Your assignment - The lines you return should be those containing the string "ETrade", taken from the data below.

------ Data for the task

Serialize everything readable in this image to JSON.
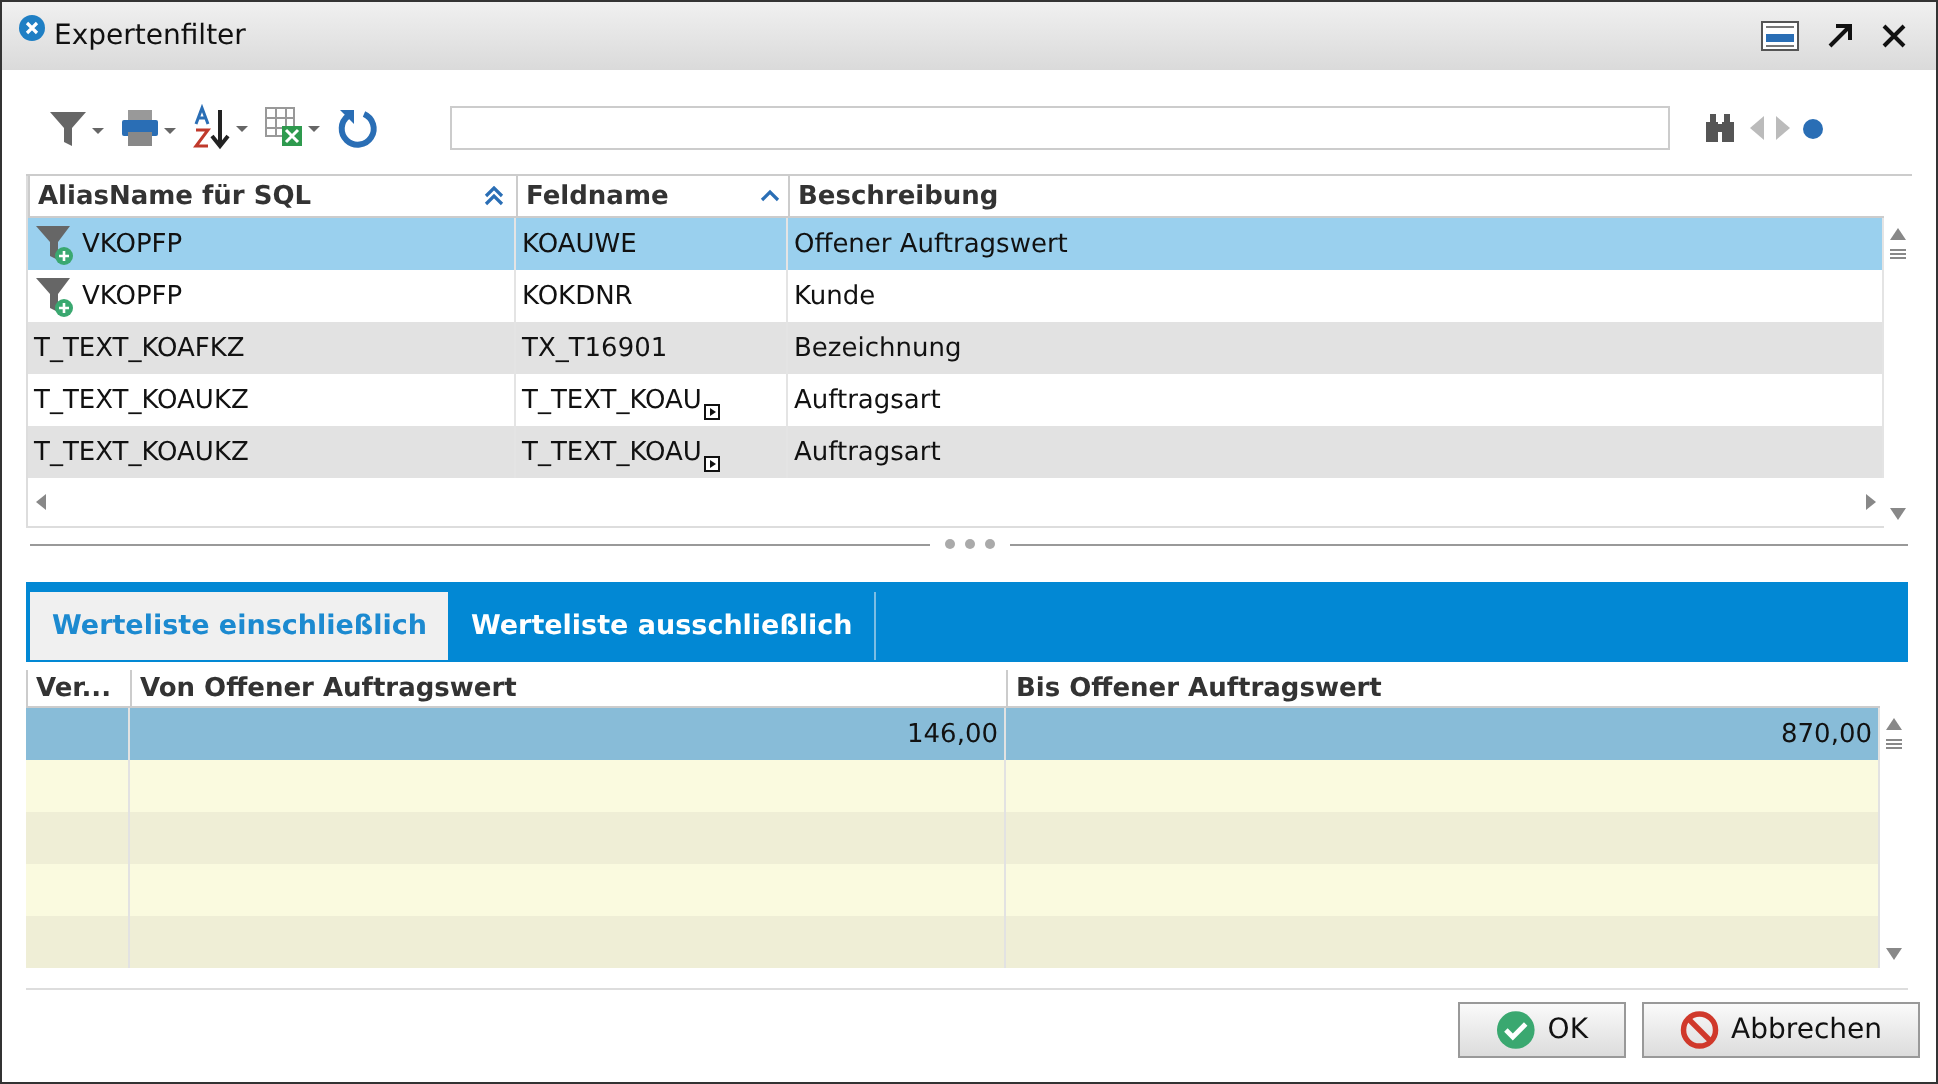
{
  "window": {
    "title": "Expertenfilter"
  },
  "fields_table": {
    "columns": [
      {
        "label": "AliasName für SQL",
        "kind": "double"
      },
      {
        "label": "Feldname",
        "kind": "single"
      },
      {
        "label": "Beschreibung",
        "kind": "plain"
      }
    ],
    "rows": [
      {
        "kind": "filter",
        "selected": true,
        "cells": [
          "VKOPFP",
          "KOAUWE",
          "Offener Auftragswert"
        ],
        "lookup": false
      },
      {
        "kind": "filter",
        "selected": false,
        "cells": [
          "VKOPFP",
          "KOKDNR",
          "Kunde"
        ],
        "lookup": false
      },
      {
        "kind": "plain",
        "selected": false,
        "cells": [
          "T_TEXT_KOAFKZ",
          "TX_T16901",
          "Bezeichnung"
        ],
        "lookup": false
      },
      {
        "kind": "plain",
        "selected": false,
        "cells": [
          "T_TEXT_KOAUKZ",
          "T_TEXT_KOAU",
          "Auftragsart"
        ],
        "lookup": true
      },
      {
        "kind": "plain",
        "selected": false,
        "cells": [
          "T_TEXT_KOAUKZ",
          "T_TEXT_KOAU",
          "Auftragsart"
        ],
        "lookup": true
      }
    ]
  },
  "tabs": [
    {
      "label": "Werteliste einschließlich",
      "selected": true
    },
    {
      "label": "Werteliste ausschließlich",
      "selected": false
    }
  ],
  "values_table": {
    "columns": [
      "Ver...",
      "Von Offener Auftragswert",
      "Bis Offener Auftragswert"
    ],
    "rows": [
      {
        "selected": true,
        "cells": [
          "",
          "146,00",
          "870,00"
        ]
      },
      {
        "selected": false,
        "cells": [
          "",
          "",
          ""
        ]
      },
      {
        "selected": false,
        "cells": [
          "",
          "",
          ""
        ]
      },
      {
        "selected": false,
        "cells": [
          "",
          "",
          ""
        ]
      },
      {
        "selected": false,
        "cells": [
          "",
          "",
          ""
        ]
      }
    ]
  },
  "buttons": [
    {
      "label": "OK",
      "kind": "ok"
    },
    {
      "label": "Abbrechen",
      "kind": "cancel"
    }
  ]
}
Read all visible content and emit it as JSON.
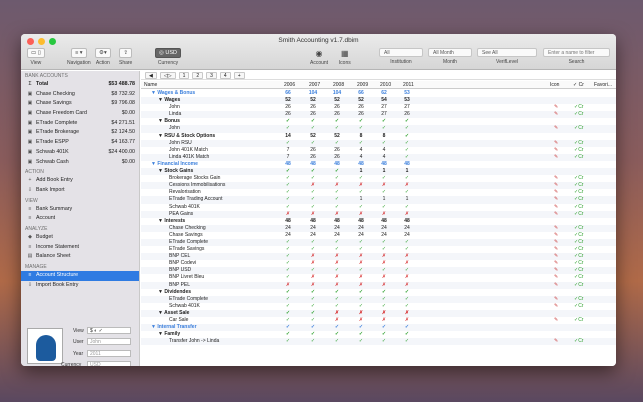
{
  "window": {
    "title": "Smith Accounting v1.7.dbim"
  },
  "toolbar": {
    "view_label": "View",
    "navigation_label": "Navigation",
    "action_label": "Action",
    "share_label": "Share",
    "currency_value": "USD",
    "currency_label": "Currency",
    "account_label": "Account",
    "icons_label": "Icons",
    "institution_value": "All",
    "institution_label": "Institution",
    "month_value": "All Month",
    "month_label": "Month",
    "verif_value": "See All",
    "verif_label": "VerifLevel",
    "search_placeholder": "Enter a name to filter",
    "search_label": "Search"
  },
  "sidebar": {
    "bank_header": "BANK ACCOUNTS",
    "accounts": [
      {
        "name": "Total",
        "amount": "$53 488.78"
      },
      {
        "name": "Chase Checking",
        "amount": "$8 732.92"
      },
      {
        "name": "Chase Savings",
        "amount": "$9 796.08"
      },
      {
        "name": "Chase Freedom Card",
        "amount": "$0.00"
      },
      {
        "name": "ETrade Complete",
        "amount": "$4 271.51"
      },
      {
        "name": "ETrade Brokerage",
        "amount": "$2 124.50"
      },
      {
        "name": "ETrade ESPP",
        "amount": "$4 163.77"
      },
      {
        "name": "Schwab 401K",
        "amount": "$24 400.00"
      },
      {
        "name": "Schwab Cash",
        "amount": "$0.00"
      }
    ],
    "action_header": "ACTION",
    "actions": [
      "Add Book Entry",
      "Bank Import"
    ],
    "view_header": "VIEW",
    "views": [
      "Bank Summary",
      "Account"
    ],
    "analyze_header": "ANALYZE",
    "analyze": [
      "Budget",
      "Income Statement",
      "Balance Sheet"
    ],
    "manage_header": "MANAGE",
    "manage": [
      "Account Structure",
      "Import Book Entry"
    ]
  },
  "bottom": {
    "view_label": "View",
    "user_label": "User",
    "user_value": "John",
    "year_label": "Year",
    "year_value": "2011",
    "currency_label": "Currency",
    "currency_value": "USD"
  },
  "nav_tabs": [
    "1",
    "2",
    "3",
    "4"
  ],
  "columns": {
    "name": "Name",
    "years": [
      "2006",
      "2007",
      "2008",
      "2009",
      "2010",
      "2011"
    ],
    "icon": "Icon",
    "cr": "Cr",
    "favorite": "Favori..."
  },
  "rows": [
    {
      "t": "sec",
      "d": 0,
      "n": "Wages & Bonus",
      "v": [
        "66",
        "104",
        "104",
        "66",
        "62",
        "53"
      ],
      "ic": "",
      "cr": ""
    },
    {
      "t": "grp",
      "d": 1,
      "n": "Wages",
      "v": [
        "52",
        "52",
        "52",
        "52",
        "54",
        "53"
      ],
      "ic": "",
      "cr": ""
    },
    {
      "t": "leaf",
      "d": 2,
      "n": "John",
      "v": [
        "26",
        "26",
        "26",
        "26",
        "27",
        "27"
      ],
      "ic": "✎",
      "cr": "✓Cr"
    },
    {
      "t": "leaf",
      "d": 2,
      "n": "Linda",
      "v": [
        "26",
        "26",
        "26",
        "26",
        "27",
        "26"
      ],
      "ic": "✎",
      "cr": "✓Cr"
    },
    {
      "t": "grp",
      "d": 1,
      "n": "Bonus",
      "v": [
        "✓",
        "✓",
        "✓",
        "✓",
        "✓",
        "✓"
      ],
      "ic": "",
      "cr": ""
    },
    {
      "t": "leaf",
      "d": 2,
      "n": "John",
      "v": [
        "✓",
        "✓",
        "✓",
        "✓",
        "✓",
        "✓"
      ],
      "ic": "✎",
      "cr": "✓Cr"
    },
    {
      "t": "grp",
      "d": 1,
      "n": "RSU & Stock Options",
      "v": [
        "14",
        "52",
        "52",
        "8",
        "8",
        "✓"
      ],
      "ic": "",
      "cr": ""
    },
    {
      "t": "leaf",
      "d": 2,
      "n": "John RSU",
      "v": [
        "✓",
        "✓",
        "✓",
        "✓",
        "✓",
        "✓"
      ],
      "ic": "✎",
      "cr": "✓Cr"
    },
    {
      "t": "leaf",
      "d": 2,
      "n": "John 401K Match",
      "v": [
        "7",
        "26",
        "26",
        "4",
        "4",
        "✓"
      ],
      "ic": "✎",
      "cr": "✓Cr"
    },
    {
      "t": "leaf",
      "d": 2,
      "n": "Linda 401K Match",
      "v": [
        "7",
        "26",
        "26",
        "4",
        "4",
        "✓"
      ],
      "ic": "✎",
      "cr": "✓Cr"
    },
    {
      "t": "sec",
      "d": 0,
      "n": "Financial Income",
      "v": [
        "48",
        "48",
        "48",
        "48",
        "48",
        "48"
      ],
      "ic": "",
      "cr": ""
    },
    {
      "t": "grp",
      "d": 1,
      "n": "Stock Gains",
      "v": [
        "✓",
        "✓",
        "✓",
        "1",
        "1",
        "1"
      ],
      "ic": "",
      "cr": ""
    },
    {
      "t": "leaf",
      "d": 2,
      "n": "Brokerage Stocks Gain",
      "v": [
        "✓",
        "✓",
        "✓",
        "✓",
        "✓",
        "✓"
      ],
      "ic": "✎",
      "cr": "✓Cr"
    },
    {
      "t": "leaf",
      "d": 2,
      "n": "Cessions Immobilisations",
      "v": [
        "✓",
        "✗",
        "✗",
        "✗",
        "✗",
        "✗"
      ],
      "ic": "✎",
      "cr": "✓Cr"
    },
    {
      "t": "leaf",
      "d": 2,
      "n": "Revalorisation",
      "v": [
        "✓",
        "✓",
        "✓",
        "✓",
        "✓",
        "✓"
      ],
      "ic": "✎",
      "cr": "✓Cr"
    },
    {
      "t": "leaf",
      "d": 2,
      "n": "ETrade Trading Account",
      "v": [
        "✓",
        "✓",
        "✓",
        "1",
        "1",
        "1"
      ],
      "ic": "✎",
      "cr": "✓Cr"
    },
    {
      "t": "leaf",
      "d": 2,
      "n": "Schwab 401K",
      "v": [
        "✓",
        "✓",
        "✓",
        "✓",
        "✓",
        "✓"
      ],
      "ic": "✎",
      "cr": "✓Cr"
    },
    {
      "t": "leaf",
      "d": 2,
      "n": "PEA Gains",
      "v": [
        "✗",
        "✗",
        "✗",
        "✗",
        "✗",
        "✗"
      ],
      "ic": "✎",
      "cr": "✓Cr"
    },
    {
      "t": "grp",
      "d": 1,
      "n": "Interests",
      "v": [
        "48",
        "48",
        "48",
        "48",
        "48",
        "48"
      ],
      "ic": "",
      "cr": ""
    },
    {
      "t": "leaf",
      "d": 2,
      "n": "Chase Checking",
      "v": [
        "24",
        "24",
        "24",
        "24",
        "24",
        "24"
      ],
      "ic": "✎",
      "cr": "✓Cr"
    },
    {
      "t": "leaf",
      "d": 2,
      "n": "Chase Savings",
      "v": [
        "24",
        "24",
        "24",
        "24",
        "24",
        "24"
      ],
      "ic": "✎",
      "cr": "✓Cr"
    },
    {
      "t": "leaf",
      "d": 2,
      "n": "ETrade Complete",
      "v": [
        "✓",
        "✓",
        "✓",
        "✓",
        "✓",
        "✓"
      ],
      "ic": "✎",
      "cr": "✓Cr"
    },
    {
      "t": "leaf",
      "d": 2,
      "n": "ETrade Savings",
      "v": [
        "✓",
        "✓",
        "✓",
        "✓",
        "✓",
        "✓"
      ],
      "ic": "✎",
      "cr": "✓Cr"
    },
    {
      "t": "leaf",
      "d": 2,
      "n": "BNP CEL",
      "v": [
        "✓",
        "✗",
        "✗",
        "✗",
        "✗",
        "✗"
      ],
      "ic": "✎",
      "cr": "✓Cr"
    },
    {
      "t": "leaf",
      "d": 2,
      "n": "BNP Codevi",
      "v": [
        "✓",
        "✗",
        "✗",
        "✗",
        "✗",
        "✗"
      ],
      "ic": "✎",
      "cr": "✓Cr"
    },
    {
      "t": "leaf",
      "d": 2,
      "n": "BNP USD",
      "v": [
        "✓",
        "✓",
        "✓",
        "✓",
        "✓",
        "✓"
      ],
      "ic": "✎",
      "cr": "✓Cr"
    },
    {
      "t": "leaf",
      "d": 2,
      "n": "BNP Livret Bleu",
      "v": [
        "✓",
        "✗",
        "✗",
        "✗",
        "✗",
        "✗"
      ],
      "ic": "✎",
      "cr": "✓Cr"
    },
    {
      "t": "leaf",
      "d": 2,
      "n": "BNP PEL",
      "v": [
        "✗",
        "✗",
        "✗",
        "✗",
        "✗",
        "✗"
      ],
      "ic": "✎",
      "cr": "✓Cr"
    },
    {
      "t": "grp",
      "d": 1,
      "n": "Dividendes",
      "v": [
        "✓",
        "✓",
        "✓",
        "✓",
        "✓",
        "✓"
      ],
      "ic": "",
      "cr": ""
    },
    {
      "t": "leaf",
      "d": 2,
      "n": "ETrade Complete",
      "v": [
        "✓",
        "✓",
        "✓",
        "✓",
        "✓",
        "✓"
      ],
      "ic": "✎",
      "cr": "✓Cr"
    },
    {
      "t": "leaf",
      "d": 2,
      "n": "Schwab 401K",
      "v": [
        "✓",
        "✓",
        "✓",
        "✓",
        "✓",
        "✓"
      ],
      "ic": "✎",
      "cr": "✓Cr"
    },
    {
      "t": "grp",
      "d": 1,
      "n": "Asset Sale",
      "v": [
        "✓",
        "✓",
        "✗",
        "✗",
        "✗",
        "✗"
      ],
      "ic": "",
      "cr": ""
    },
    {
      "t": "leaf",
      "d": 2,
      "n": "Car Sale",
      "v": [
        "✓",
        "✓",
        "✗",
        "✗",
        "✗",
        "✗"
      ],
      "ic": "✎",
      "cr": "✓Cr"
    },
    {
      "t": "sec",
      "d": 0,
      "n": "Internal Transfer",
      "v": [
        "✓",
        "✓",
        "✓",
        "✓",
        "✓",
        "✓"
      ],
      "ic": "",
      "cr": ""
    },
    {
      "t": "grp",
      "d": 1,
      "n": "Family",
      "v": [
        "✓",
        "✓",
        "✓",
        "✓",
        "✓",
        "✓"
      ],
      "ic": "",
      "cr": ""
    },
    {
      "t": "leaf",
      "d": 2,
      "n": "Transfer John -> Linda",
      "v": [
        "✓",
        "✓",
        "✓",
        "✓",
        "✓",
        "✓"
      ],
      "ic": "✎",
      "cr": "✓Cr"
    }
  ]
}
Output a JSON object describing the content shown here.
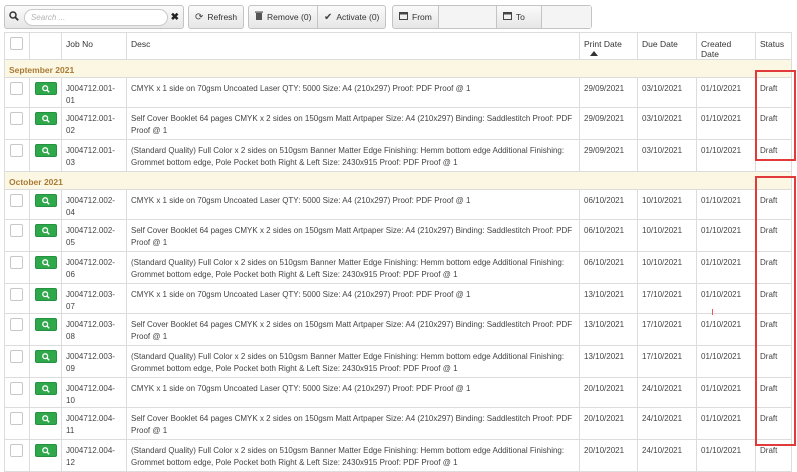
{
  "toolbar": {
    "search_placeholder": "Search ...",
    "refresh_label": "Refresh",
    "remove_label": "Remove (0)",
    "activate_label": "Activate (0)",
    "from_label": "From",
    "to_label": "To"
  },
  "columns": {
    "job_no": "Job No",
    "desc": "Desc",
    "print_date": "Print Date",
    "due_date": "Due Date",
    "created_date": "Created Date",
    "status": "Status"
  },
  "groups": [
    {
      "label": "September 2021",
      "rows": [
        {
          "job_no": "J004712.001-01",
          "desc": "CMYK x 1 side on 70gsm Uncoated Laser QTY: 5000 Size: A4 (210x297) Proof: PDF Proof @ 1",
          "print_date": "29/09/2021",
          "due_date": "03/10/2021",
          "created_date": "01/10/2021",
          "status": "Draft"
        },
        {
          "job_no": "J004712.001-02",
          "desc": "Self Cover Booklet 64 pages CMYK x 2 sides on 150gsm Matt Artpaper Size: A4 (210x297) Binding: Saddlestitch Proof: PDF Proof @ 1",
          "print_date": "29/09/2021",
          "due_date": "03/10/2021",
          "created_date": "01/10/2021",
          "status": "Draft"
        },
        {
          "job_no": "J004712.001-03",
          "desc": "(Standard Quality) Full Color x 2 sides on 510gsm Banner Matter Edge Finishing: Hemm bottom edge Additional Finishing: Grommet bottom edge, Pole Pocket both Right & Left Size: 2430x915 Proof: PDF Proof @ 1",
          "print_date": "29/09/2021",
          "due_date": "03/10/2021",
          "created_date": "01/10/2021",
          "status": "Draft"
        }
      ]
    },
    {
      "label": "October 2021",
      "rows": [
        {
          "job_no": "J004712.002-04",
          "desc": "CMYK x 1 side on 70gsm Uncoated Laser QTY: 5000 Size: A4 (210x297) Proof: PDF Proof @ 1",
          "print_date": "06/10/2021",
          "due_date": "10/10/2021",
          "created_date": "01/10/2021",
          "status": "Draft"
        },
        {
          "job_no": "J004712.002-05",
          "desc": "Self Cover Booklet 64 pages CMYK x 2 sides on 150gsm Matt Artpaper Size: A4 (210x297) Binding: Saddlestitch Proof: PDF Proof @ 1",
          "print_date": "06/10/2021",
          "due_date": "10/10/2021",
          "created_date": "01/10/2021",
          "status": "Draft"
        },
        {
          "job_no": "J004712.002-06",
          "desc": "(Standard Quality) Full Color x 2 sides on 510gsm Banner Matter Edge Finishing: Hemm bottom edge Additional Finishing: Grommet bottom edge, Pole Pocket both Right & Left Size: 2430x915 Proof: PDF Proof @ 1",
          "print_date": "06/10/2021",
          "due_date": "10/10/2021",
          "created_date": "01/10/2021",
          "status": "Draft"
        },
        {
          "job_no": "J004712.003-07",
          "desc": "CMYK x 1 side on 70gsm Uncoated Laser QTY: 5000 Size: A4 (210x297) Proof: PDF Proof @ 1",
          "print_date": "13/10/2021",
          "due_date": "17/10/2021",
          "created_date": "01/10/2021",
          "status": "Draft"
        },
        {
          "job_no": "J004712.003-08",
          "desc": "Self Cover Booklet 64 pages CMYK x 2 sides on 150gsm Matt Artpaper Size: A4 (210x297) Binding: Saddlestitch Proof: PDF Proof @ 1",
          "print_date": "13/10/2021",
          "due_date": "17/10/2021",
          "created_date": "01/10/2021",
          "status": "Draft"
        },
        {
          "job_no": "J004712.003-09",
          "desc": "(Standard Quality) Full Color x 2 sides on 510gsm Banner Matter Edge Finishing: Hemm bottom edge Additional Finishing: Grommet bottom edge, Pole Pocket both Right & Left Size: 2430x915 Proof: PDF Proof @ 1",
          "print_date": "13/10/2021",
          "due_date": "17/10/2021",
          "created_date": "01/10/2021",
          "status": "Draft"
        },
        {
          "job_no": "J004712.004-10",
          "desc": "CMYK x 1 side on 70gsm Uncoated Laser QTY: 5000 Size: A4 (210x297) Proof: PDF Proof @ 1",
          "print_date": "20/10/2021",
          "due_date": "24/10/2021",
          "created_date": "01/10/2021",
          "status": "Draft"
        },
        {
          "job_no": "J004712.004-11",
          "desc": "Self Cover Booklet 64 pages CMYK x 2 sides on 150gsm Matt Artpaper Size: A4 (210x297) Binding: Saddlestitch Proof: PDF Proof @ 1",
          "print_date": "20/10/2021",
          "due_date": "24/10/2021",
          "created_date": "01/10/2021",
          "status": "Draft"
        },
        {
          "job_no": "J004712.004-12",
          "desc": "(Standard Quality) Full Color x 2 sides on 510gsm Banner Matter Edge Finishing: Hemm bottom edge Additional Finishing: Grommet bottom edge, Pole Pocket both Right & Left Size: 2430x915 Proof: PDF Proof @ 1",
          "print_date": "20/10/2021",
          "due_date": "24/10/2021",
          "created_date": "01/10/2021",
          "status": "Draft"
        }
      ]
    }
  ],
  "colors": {
    "group_bg": "#fcf7e3",
    "group_text": "#a97a33",
    "view_button": "#2ea84a",
    "highlight": "#e03a3a"
  },
  "icons": [
    "search-icon",
    "clear-icon",
    "refresh-icon",
    "trash-icon",
    "check-icon",
    "calendar-icon",
    "sort-asc-icon",
    "magnifier-icon"
  ]
}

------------

Response area -
        "name": "ETrade Complete",
        "name": "ETrade Brokerage",
        "name": "ETrade ESPP",
      "n": "ETrade Trading Account",
      "n": "ETrade Complete",
      "n": "ETrade Savings",
      "n": "ETrade Complete",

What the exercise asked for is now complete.